The Scottish Environment Protection Agency risk assessment has reported that: “The total number of radioactive particles that have now been recovered since the beginning of our investigation in September, 2011 is more than 1,000.

“Of these sources, five had a radioactivity content of greater than 1 MBq of Radium-226…”, a level the health agencies say, in a separate report, creates a safety risk.

But while the Ministry of Defence investigation report of February, 2012, promised that they would outline the options for remedial action, by May, 2013, no options paper has been published, none of the options has been costed and none of the clean-up has yet been agreed.

And now as the December storms wash up more particles, at the rate of 100 a month, and coastal erosion continues apace, we face another winter of total inactivity.

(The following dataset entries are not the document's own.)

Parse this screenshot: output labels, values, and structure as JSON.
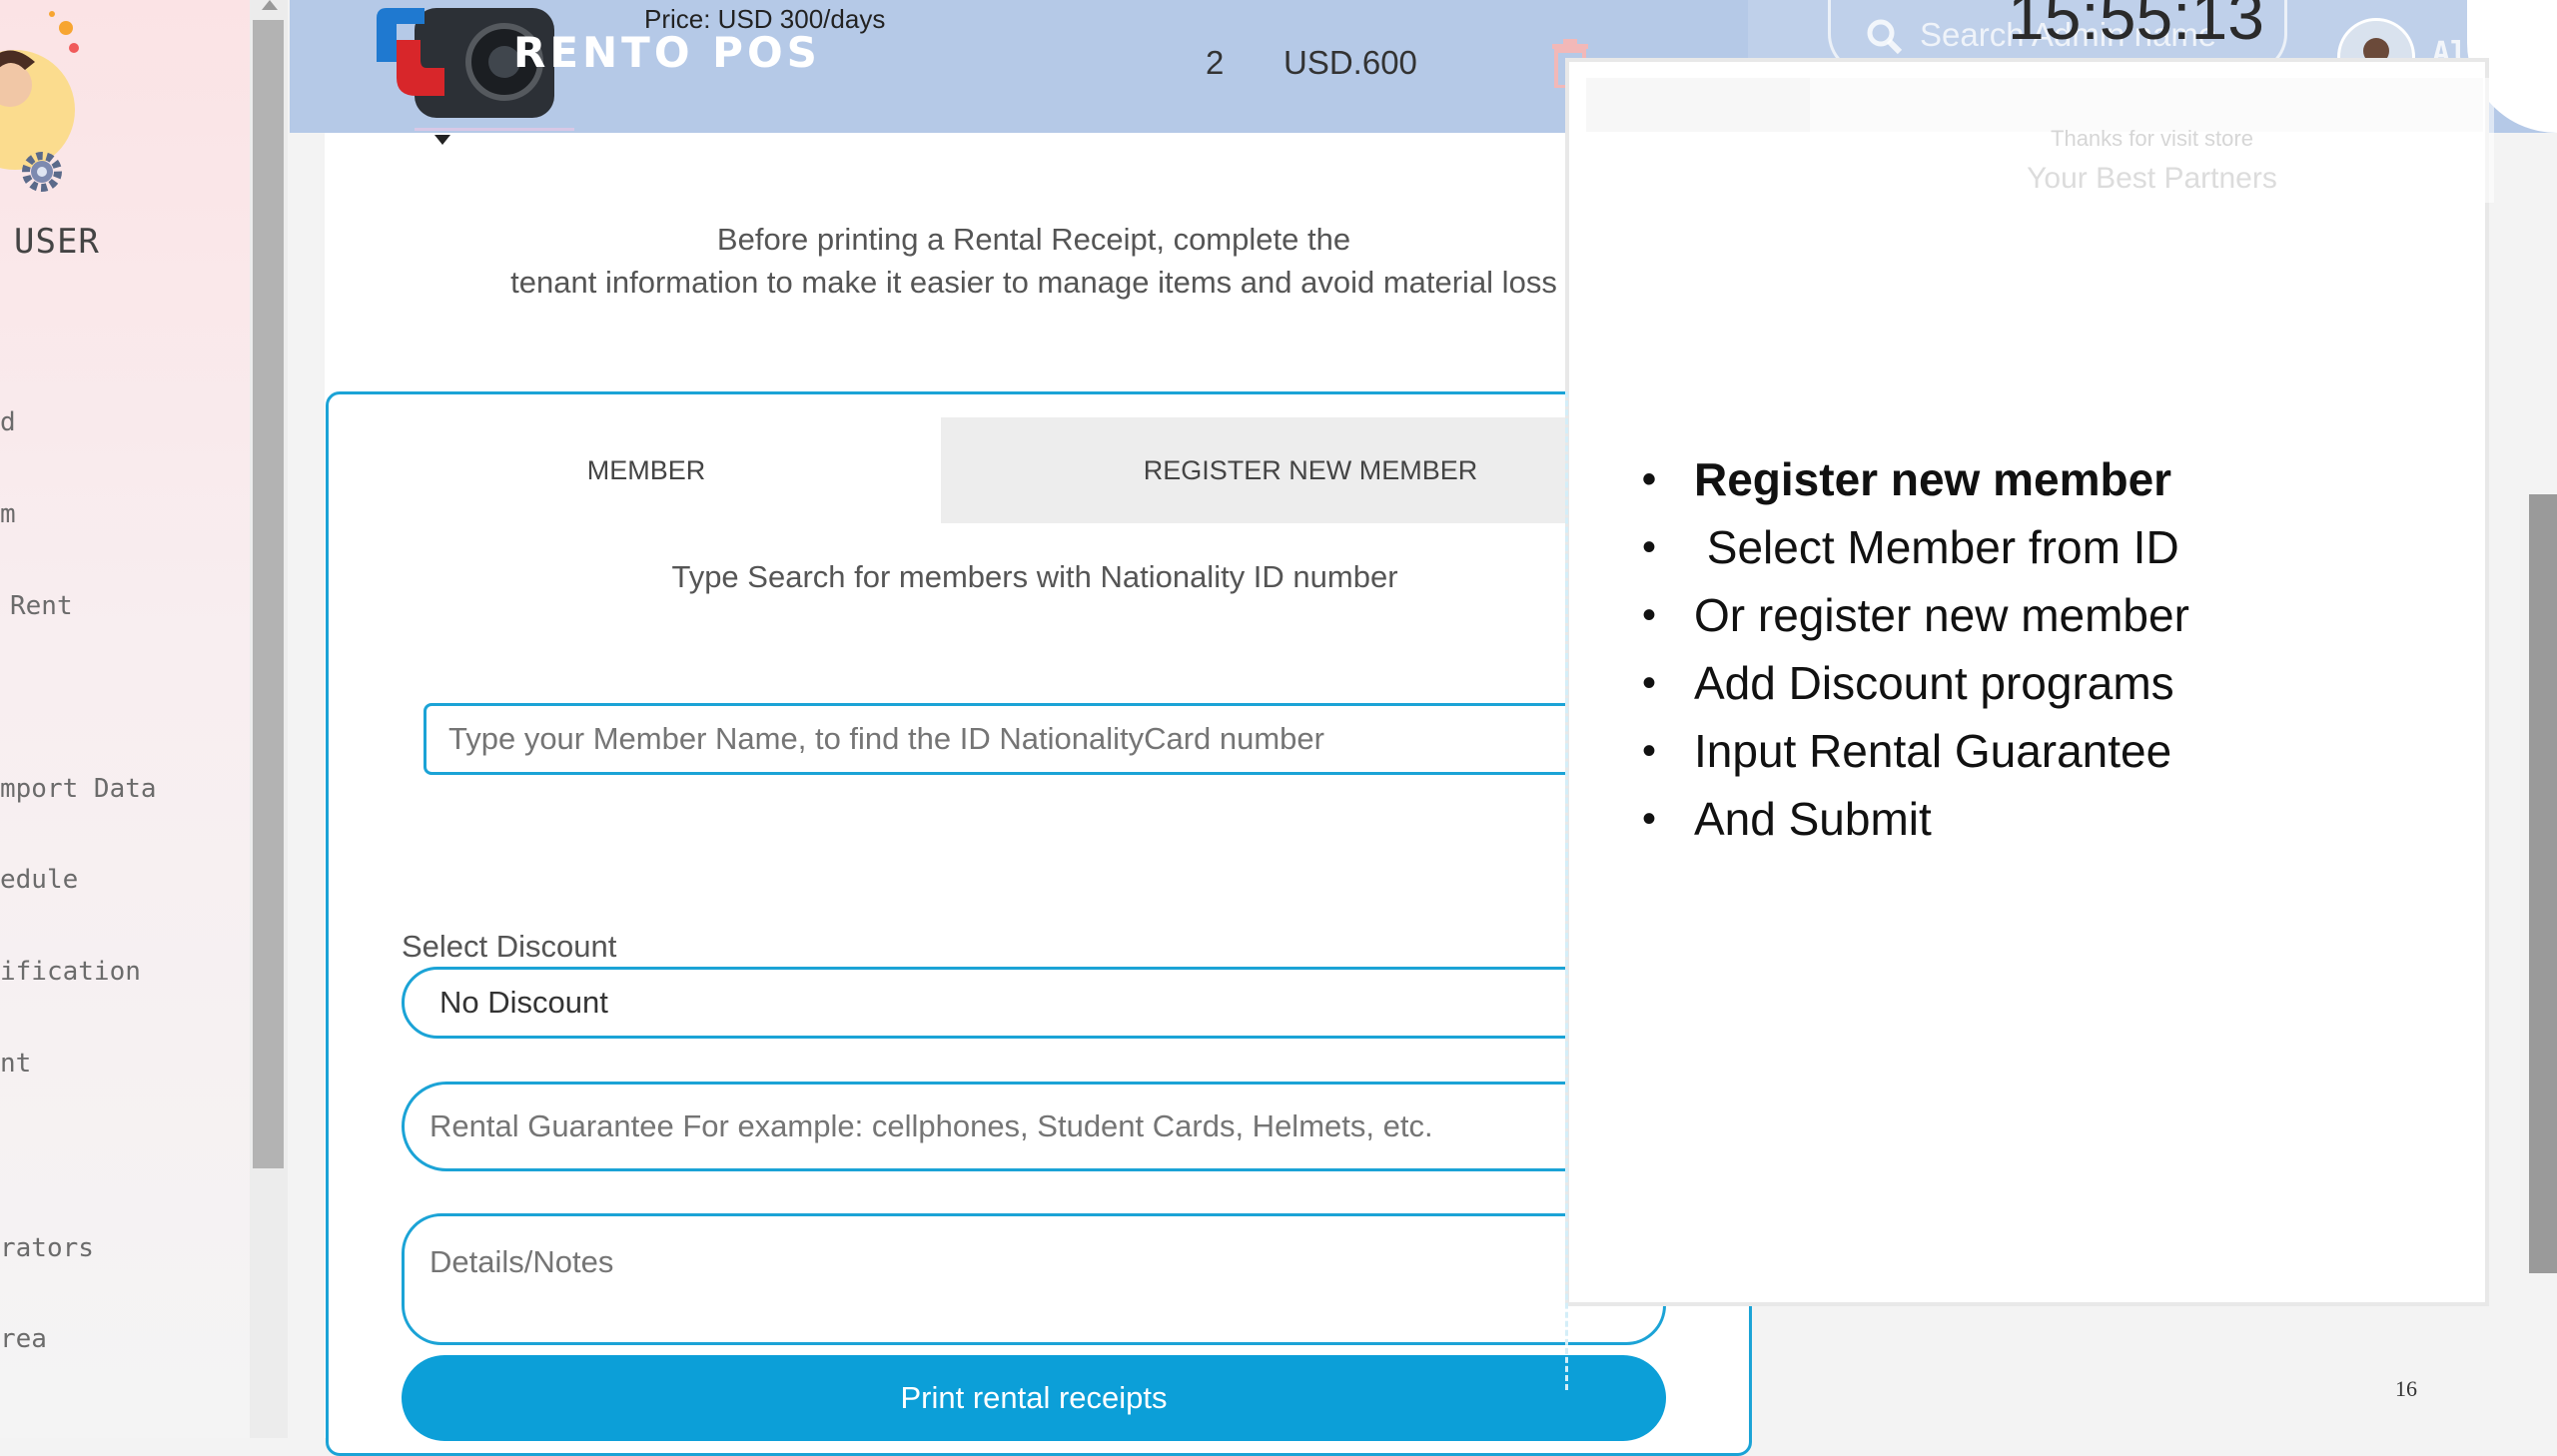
{
  "sidebar": {
    "user_label": "USER",
    "items": [
      "d",
      "m",
      "Rent",
      "mport Data",
      "edule",
      "ification",
      "nt",
      "rators",
      "rea"
    ]
  },
  "header": {
    "brand": "RENTO POS",
    "price": "Price: USD 300/days",
    "quantity": "2",
    "total": "USD.600",
    "search_placeholder": "Search Admin name",
    "clock": "15:55:13",
    "admin_name": "Ali"
  },
  "receipt_preview": {
    "thanks": "Thanks for visit store",
    "partners": "Your Best Partners"
  },
  "form": {
    "intro_line1": "Before printing a Rental Receipt, complete the",
    "intro_line2": "tenant information to make it easier to manage items and avoid material loss",
    "tabs": [
      {
        "label": "MEMBER"
      },
      {
        "label": "REGISTER NEW MEMBER"
      }
    ],
    "search_hint": "Type Search for members with Nationality ID number",
    "member_input_placeholder": "Type your Member Name, to find the ID NationalityCard number",
    "discount_label": "Select Discount",
    "discount_value": "No Discount",
    "guarantee_placeholder": "Rental Guarantee For example: cellphones, Student Cards, Helmets, etc.",
    "notes_placeholder": "Details/Notes",
    "submit_label": "Print rental receipts"
  },
  "bullets": [
    {
      "text": "Register new member",
      "bold": true
    },
    {
      "text": " Select Member from ID",
      "bold": false
    },
    {
      "text": "Or register new member",
      "bold": false
    },
    {
      "text": "Add Discount programs",
      "bold": false
    },
    {
      "text": "Input Rental Guarantee",
      "bold": false
    },
    {
      "text": "And Submit",
      "bold": false
    }
  ],
  "page_number": "16",
  "colors": {
    "accent": "#0c9fd8",
    "border": "#1ba3d6",
    "header": "#b5c9e7"
  }
}
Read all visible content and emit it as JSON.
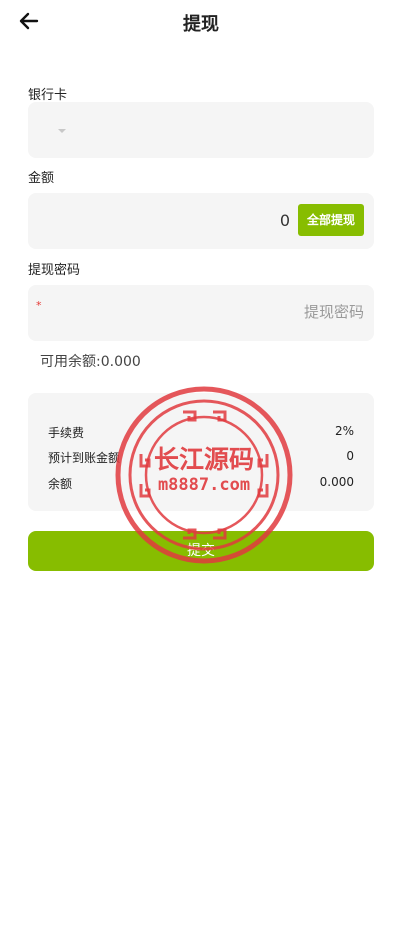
{
  "header": {
    "title": "提现"
  },
  "bank": {
    "label": "银行卡"
  },
  "amount": {
    "label": "金额",
    "value": "0",
    "all_button": "全部提现"
  },
  "password": {
    "label": "提现密码",
    "required_mark": "*",
    "placeholder": "提现密码"
  },
  "available": {
    "text": "可用余额:0.000"
  },
  "summary": {
    "rows": [
      {
        "key": "手续费",
        "value": "2%"
      },
      {
        "key": "预计到账金额",
        "value": "0"
      },
      {
        "key": "余额",
        "value": "0.000"
      }
    ]
  },
  "submit": {
    "label": "提交"
  },
  "watermark": {
    "brand": "长江源码",
    "site": "m8887.com",
    "color": "#e03a3e"
  },
  "colors": {
    "accent": "#87bd00",
    "field_bg": "#f5f5f5",
    "required": "#e53935"
  }
}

Delays at Dalgety Bay are all the more unacceptable because nearby in Almond Bank, Perth and in Machrihanish, where similar contamination was discovered, clean-ups were agreed and carried out because it was a condition of sale of the land.

What’s worse, in a confidential letter exchanged between the MoD, the pollution inspectorate and Lord James Douglas Hamilton, the Scottish Office Minister, as long ago as 1990, the Ministry acknowledged responsibility for dumping the aircraft.

Now, 23 years after ministers “seemed willing to help with both further monitoring and with any remedial action which may be necessary,” the people of Dalgety Bay are still waiting for a resolution.

And they will become even angrier in the next few days when, in a fanfare of publicity, the Ministry of Defence will announce it will break up its nuclear-powered submarines at Rosyth but it has no site yet outside Rosyth for 
storing intermediate nuclear waste.

I cannot see how the Ministry can command any public confidence for promising the safe storage of either low level or intermediate level radioactive waste until they reassure people of the next door town that they will take responsibility for cleaning up the radiation waste at Dalgety Bay.

We simply cannot have a situation where new waste is dumped in Fife but the MoD cannot give us assurances that they are cleaning up existing waste.

This year, 2013, must end with a commitment from the Ministry of Defence that they will clean up, pay up and do it quickly.

• Former Prime Minister Gordon Brown is MP for Kirkcaldy and Cowdenbeath